Life insurance is an important part of any estate plan in Pennsylvania, but it can also play a role in a divorce. If you are going through a divorce, it is important to understand the effects it can have and how to protect yourself.
How does life insurance work?
Life insurance is a contract between an individual and an insurance company. The individual agrees to pay premiums, and the insurance company agrees to pay a death benefit if the insured dies. The death benefit is typically paid to the named beneficiary, which can be the ex-spouse or their children.
How does life insurance affect divorce?
Life insurance is often used to protect the financial interests of both parties when they decide to divorce, making things easier. For example, if one spouse is the primary breadwinner, the other spouse may rely on their income. If the primary breadwinner dies, the life insurance policy can provide financial support to the surviving person.
Additionally, you can use life insurance to help pay for child support or alimony. If the primary breadwinner dies, the life insurance policy can help make sure that the payments continue.
Finally, life insurance can be used to protect assets in a divorce. For example, if one spouse is trying to keep the house in a divorce, they may take out a life insurance policy on the other spouse. If the other spouse dies, the house would then be paid for by the life insurance policy.
Mistakes to avoid
There are a few things to avoid when it comes to life insurance and divorce. First, don’t cancel your policy or let it lapse just because you are getting divorced. This could leave you without coverage if something happens.
Second, don’t change the beneficiary on your policy without talking to an attorney. The beneficiary designation is important and can have a lot of implications in a divorce.
Finally, don’t transfer the policy to your ex-spouse. This could create a tax liability and could also be considered fraud.
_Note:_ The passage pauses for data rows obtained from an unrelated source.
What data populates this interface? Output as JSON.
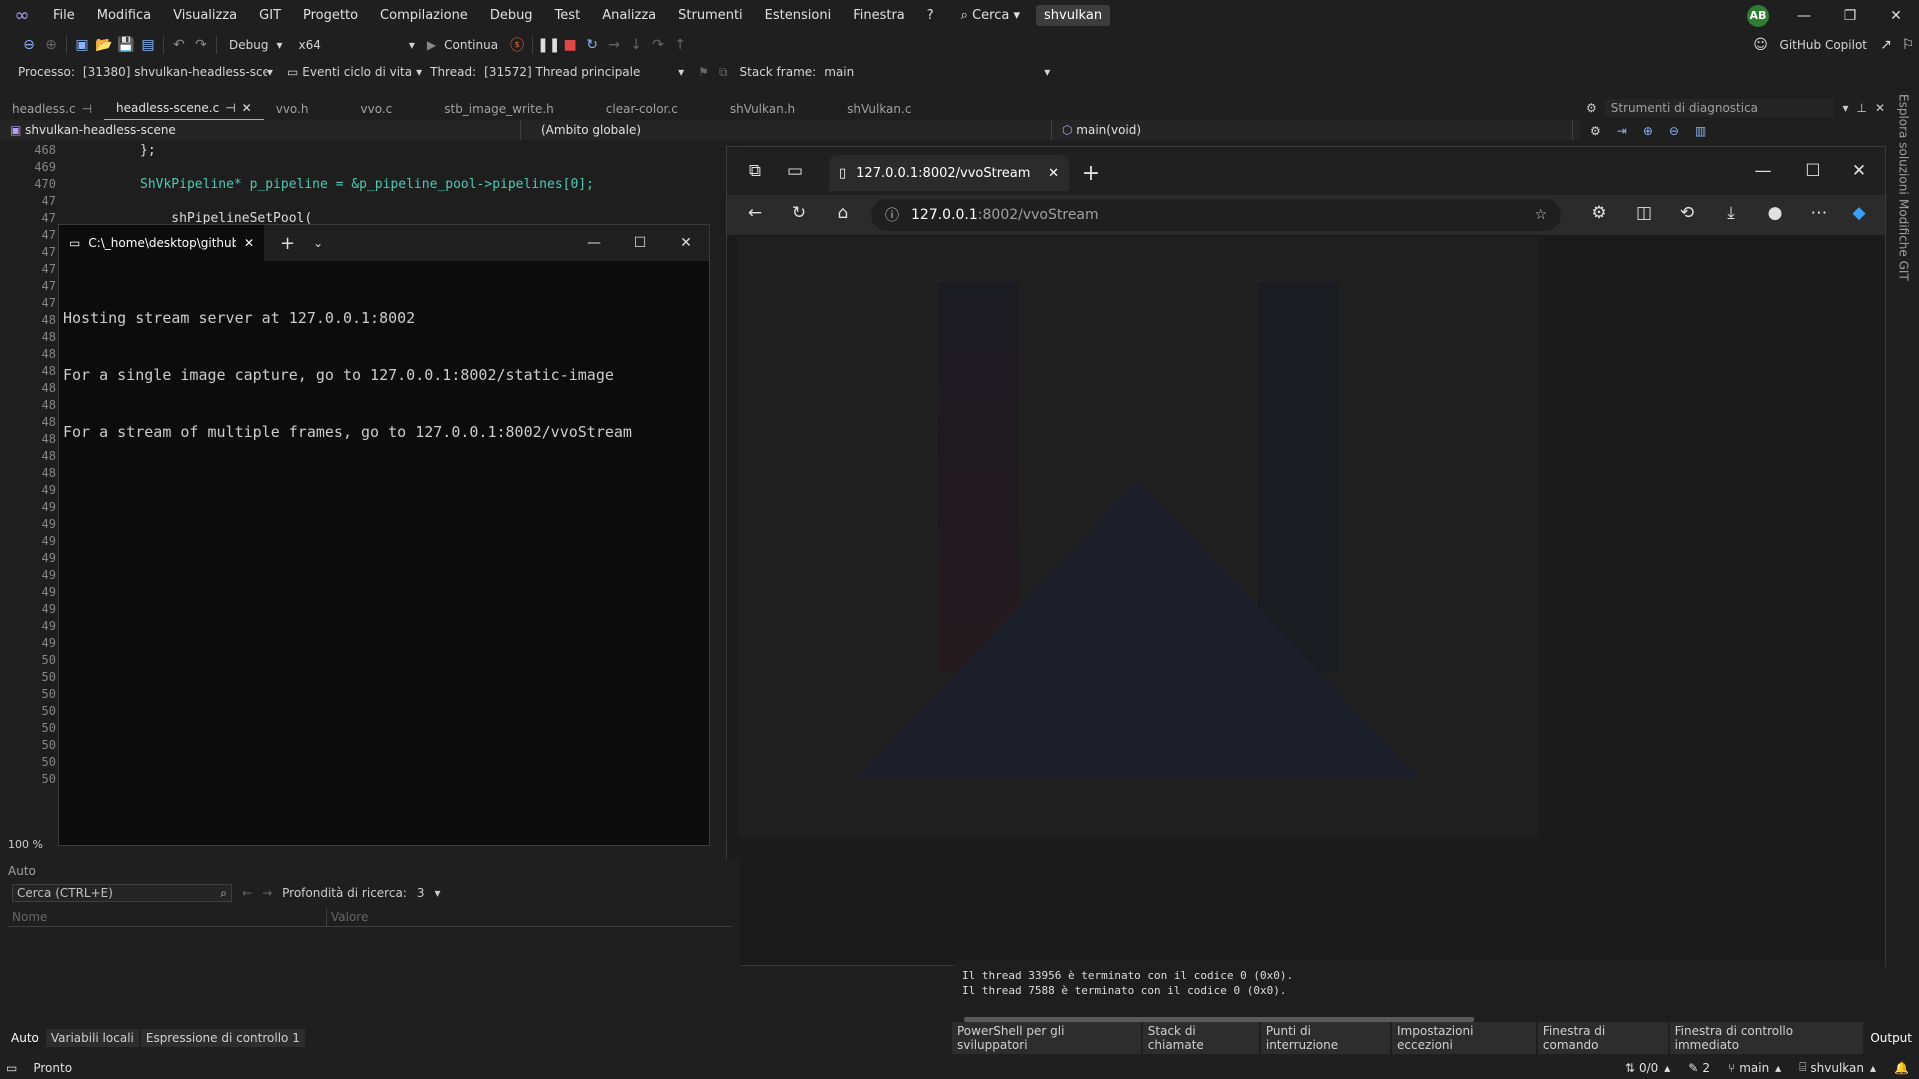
{
  "menubar": {
    "items": [
      "File",
      "Modifica",
      "Visualizza",
      "GIT",
      "Progetto",
      "Compilazione",
      "Debug",
      "Test",
      "Analizza",
      "Strumenti",
      "Estensioni",
      "Finestra",
      "?"
    ],
    "search_label": "Cerca",
    "solution": "shvulkan",
    "avatar_initials": "AB"
  },
  "toolbar": {
    "configuration": "Debug",
    "platform": "x64",
    "continue_label": "Continua",
    "copilot_label": "GitHub Copilot"
  },
  "debugbar": {
    "process_label": "Processo:",
    "process_value": "[31380] shvulkan-headless-scene.e",
    "lifecycle_label": "Eventi ciclo di vita",
    "thread_label": "Thread:",
    "thread_value": "[31572] Thread principale",
    "stackframe_label": "Stack frame:",
    "stackframe_value": "main"
  },
  "doc_tabs": [
    "headless.c",
    "headless-scene.c",
    "vvo.h",
    "vvo.c",
    "stb_image_write.h",
    "clear-color.c",
    "shVulkan.h",
    "shVulkan.c"
  ],
  "navbar": {
    "project": "shvulkan-headless-scene",
    "scope": "(Ambito globale)",
    "member": "main(void)"
  },
  "diagnostics": {
    "title": "Strumenti di diagnostica"
  },
  "rail": {
    "solution_explorer": "Esplora soluzioni",
    "git_changes": "Modifiche GIT"
  },
  "editor": {
    "line_numbers": [
      "468",
      "469",
      "470",
      "47",
      "47",
      "47",
      "47",
      "47",
      "47",
      "47",
      "48",
      "48",
      "48",
      "48",
      "48",
      "48",
      "48",
      "48",
      "48",
      "48",
      "49",
      "49",
      "49",
      "49",
      "49",
      "49",
      "49",
      "49",
      "49",
      "49",
      "50",
      "50",
      "50",
      "50",
      "50",
      "50",
      "50",
      "50"
    ],
    "code_lines": [
      "};",
      "",
      "ShVkPipeline* p_pipeline = &p_pipeline_pool->pipelines[0];",
      "",
      "    shPipelineSetPool("
    ],
    "zoom": "100 %"
  },
  "terminal": {
    "tab_title": "C:\\_home\\desktop\\github\\sh",
    "lines": [
      "Hosting stream server at 127.0.0.1:8002",
      "For a single image capture, go to 127.0.0.1:8002/static-image",
      "For a stream of multiple frames, go to 127.0.0.1:8002/vvoStream"
    ]
  },
  "browser": {
    "tab_title": "127.0.0.1:8002/vvoStream",
    "url_host": "127.0.0.1",
    "url_path": ":8002/vvoStream"
  },
  "auto_panel": {
    "title": "Auto",
    "search_placeholder": "Cerca (CTRL+E)",
    "depth_label": "Profondità di ricerca:",
    "depth_value": "3",
    "col_name": "Nome",
    "col_value": "Valore",
    "tabs": [
      "Auto",
      "Variabili locali",
      "Espressione di controllo 1"
    ]
  },
  "output_panel": {
    "lines": [
      "Il thread 33956 è terminato con il codice 0 (0x0).",
      "Il thread 7588 è terminato con il codice 0 (0x0)."
    ],
    "tabs": [
      "PowerShell per gli sviluppatori",
      "Stack di chiamate",
      "Punti di interruzione",
      "Impostazioni eccezioni",
      "Finestra di comando",
      "Finestra di controllo immediato",
      "Output"
    ]
  },
  "statusbar": {
    "ready": "Pronto",
    "changes": "0/0",
    "edits": "2",
    "branch": "main",
    "repo": "shvulkan"
  },
  "colors": {
    "accent": "#b59cf5",
    "terminal_bg": "#0c0c0c",
    "editor_bg": "#1e1e1e"
  }
}
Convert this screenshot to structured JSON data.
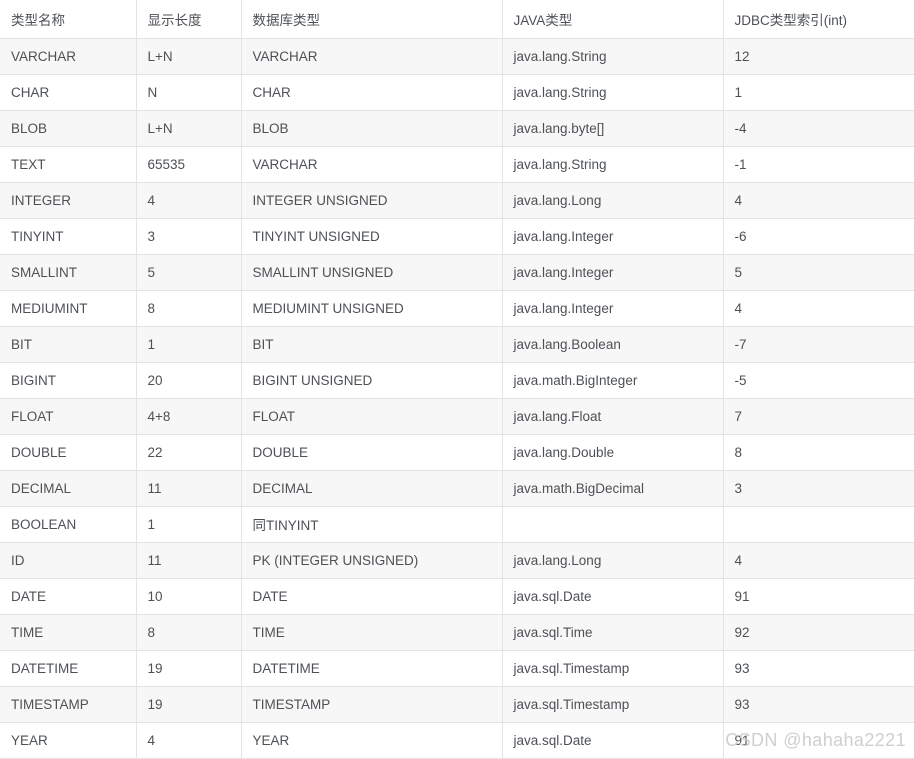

If you are going through a divorce, it is important to understand how life insurance can affect your case. You want to make the right decisions for yourself and your family to avoid any costly mistakes.